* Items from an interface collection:
::::::

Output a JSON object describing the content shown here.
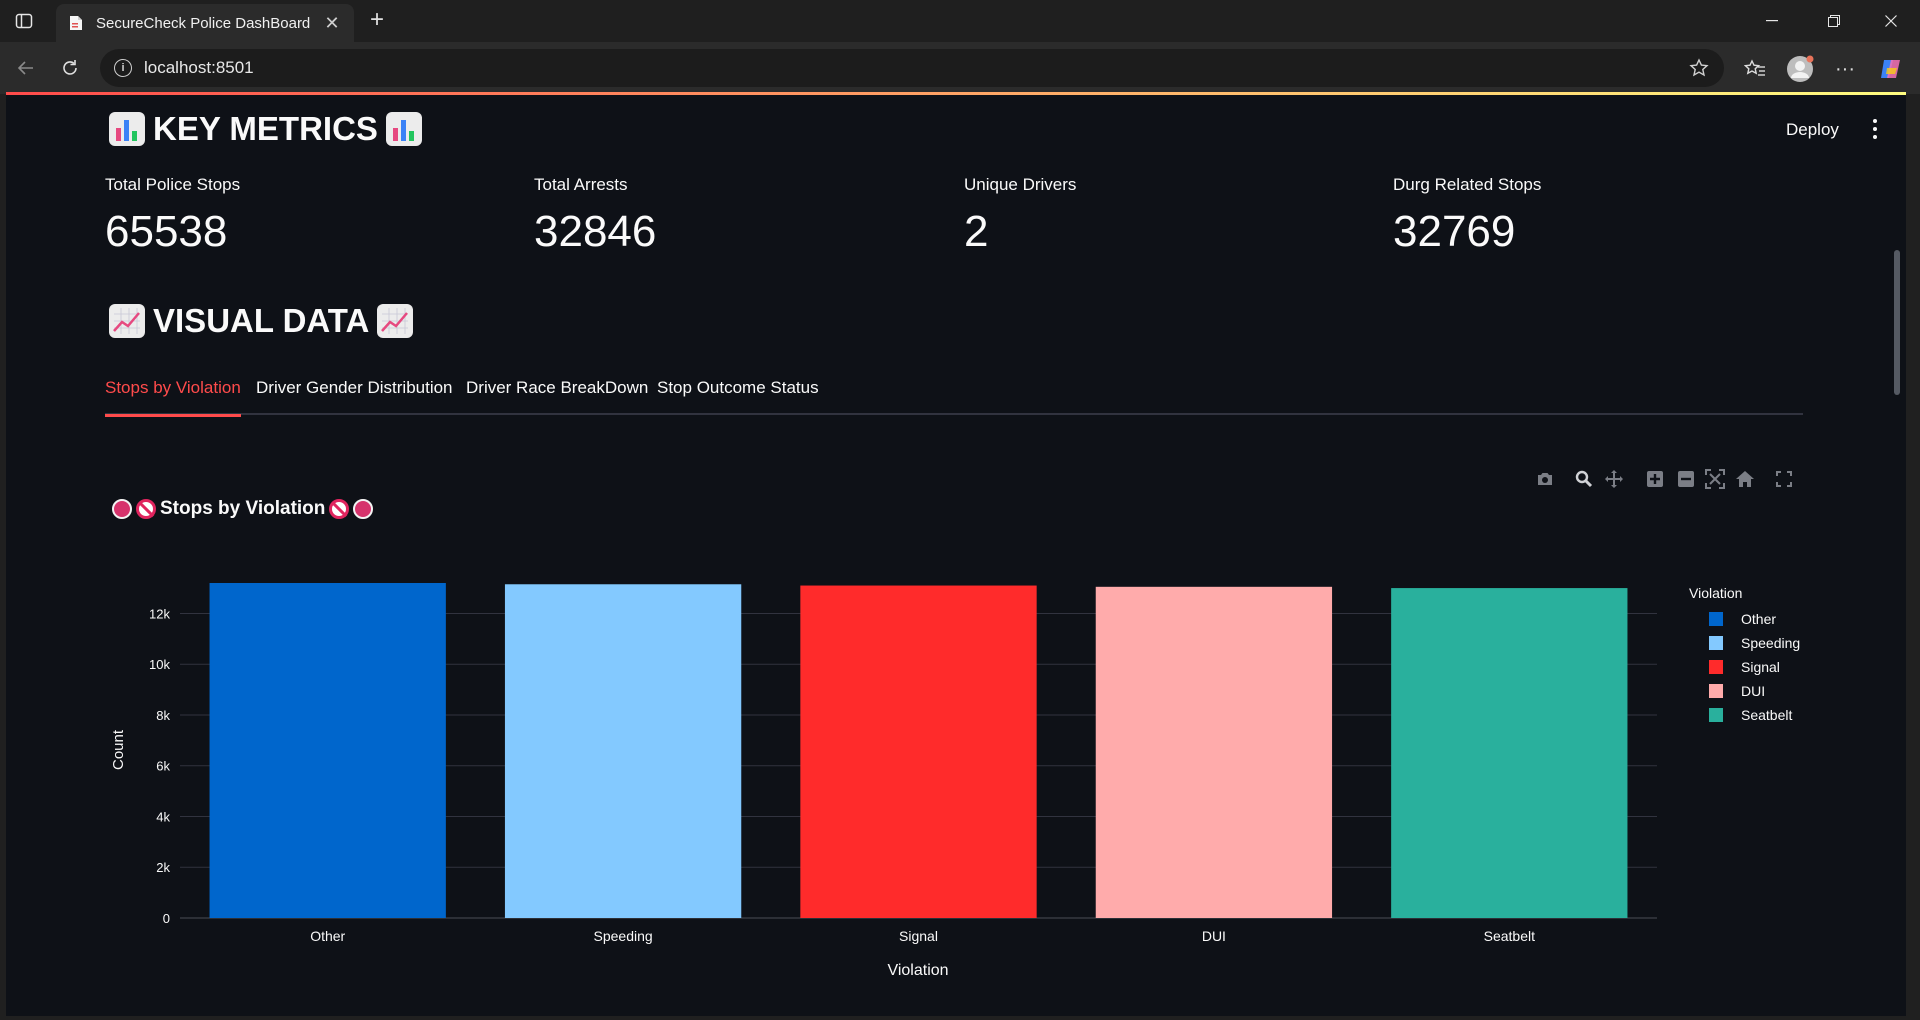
{
  "browser": {
    "tab_title": "SecureCheck Police DashBoard",
    "url": "localhost:8501"
  },
  "app": {
    "deploy_label": "Deploy",
    "key_metrics_title": "KEY METRICS",
    "visual_data_title": "VISUAL DATA",
    "metrics": [
      {
        "label": "Total Police Stops",
        "value": "65538"
      },
      {
        "label": "Total Arrests",
        "value": "32846"
      },
      {
        "label": "Unique Drivers",
        "value": "2"
      },
      {
        "label": "Durg Related Stops",
        "value": "32769"
      }
    ],
    "tabs": [
      {
        "label": "Stops by Violation"
      },
      {
        "label": "Driver Gender Distribution"
      },
      {
        "label": "Driver Race BreakDown"
      },
      {
        "label": "Stop Outcome Status"
      }
    ],
    "active_tab": 0
  },
  "chart_data": {
    "type": "bar",
    "title": "Stops by Violation",
    "xlabel": "Violation",
    "ylabel": "Count",
    "categories": [
      "Other",
      "Speeding",
      "Signal",
      "DUI",
      "Seatbelt"
    ],
    "values": [
      13200,
      13150,
      13100,
      13050,
      13000
    ],
    "colors": [
      "#0066cc",
      "#83c9ff",
      "#ff2b2b",
      "#ffabab",
      "#29b09d"
    ],
    "ylim": [
      0,
      13200
    ],
    "yticks": [
      0,
      2000,
      4000,
      6000,
      8000,
      10000,
      12000
    ],
    "yticklabels": [
      "0",
      "2k",
      "4k",
      "6k",
      "8k",
      "10k",
      "12k"
    ],
    "legend": {
      "title": "Violation",
      "position": "right",
      "items": [
        "Other",
        "Speeding",
        "Signal",
        "DUI",
        "Seatbelt"
      ]
    },
    "grid": true
  }
}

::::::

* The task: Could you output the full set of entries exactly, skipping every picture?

* Answer below:
Output a JSON object describing the content shown here.
{
  "browser": {
    "tab_title": "SecureCheck Police DashBoard",
    "url": "localhost:8501"
  },
  "app": {
    "deploy_label": "Deploy",
    "key_metrics_title": "KEY METRICS",
    "visual_data_title": "VISUAL DATA",
    "metrics": [
      {
        "label": "Total Police Stops",
        "value": "65538"
      },
      {
        "label": "Total Arrests",
        "value": "32846"
      },
      {
        "label": "Unique Drivers",
        "value": "2"
      },
      {
        "label": "Durg Related Stops",
        "value": "32769"
      }
    ],
    "tabs": [
      {
        "label": "Stops by Violation"
      },
      {
        "label": "Driver Gender Distribution"
      },
      {
        "label": "Driver Race BreakDown"
      },
      {
        "label": "Stop Outcome Status"
      }
    ],
    "active_tab": 0
  },
  "chart_data": {
    "type": "bar",
    "title": "Stops by Violation",
    "xlabel": "Violation",
    "ylabel": "Count",
    "categories": [
      "Other",
      "Speeding",
      "Signal",
      "DUI",
      "Seatbelt"
    ],
    "values": [
      13200,
      13150,
      13100,
      13050,
      13000
    ],
    "colors": [
      "#0066cc",
      "#83c9ff",
      "#ff2b2b",
      "#ffabab",
      "#29b09d"
    ],
    "ylim": [
      0,
      13200
    ],
    "yticks": [
      0,
      2000,
      4000,
      6000,
      8000,
      10000,
      12000
    ],
    "yticklabels": [
      "0",
      "2k",
      "4k",
      "6k",
      "8k",
      "10k",
      "12k"
    ],
    "legend": {
      "title": "Violation",
      "position": "right",
      "items": [
        "Other",
        "Speeding",
        "Signal",
        "DUI",
        "Seatbelt"
      ]
    },
    "grid": true
  }
}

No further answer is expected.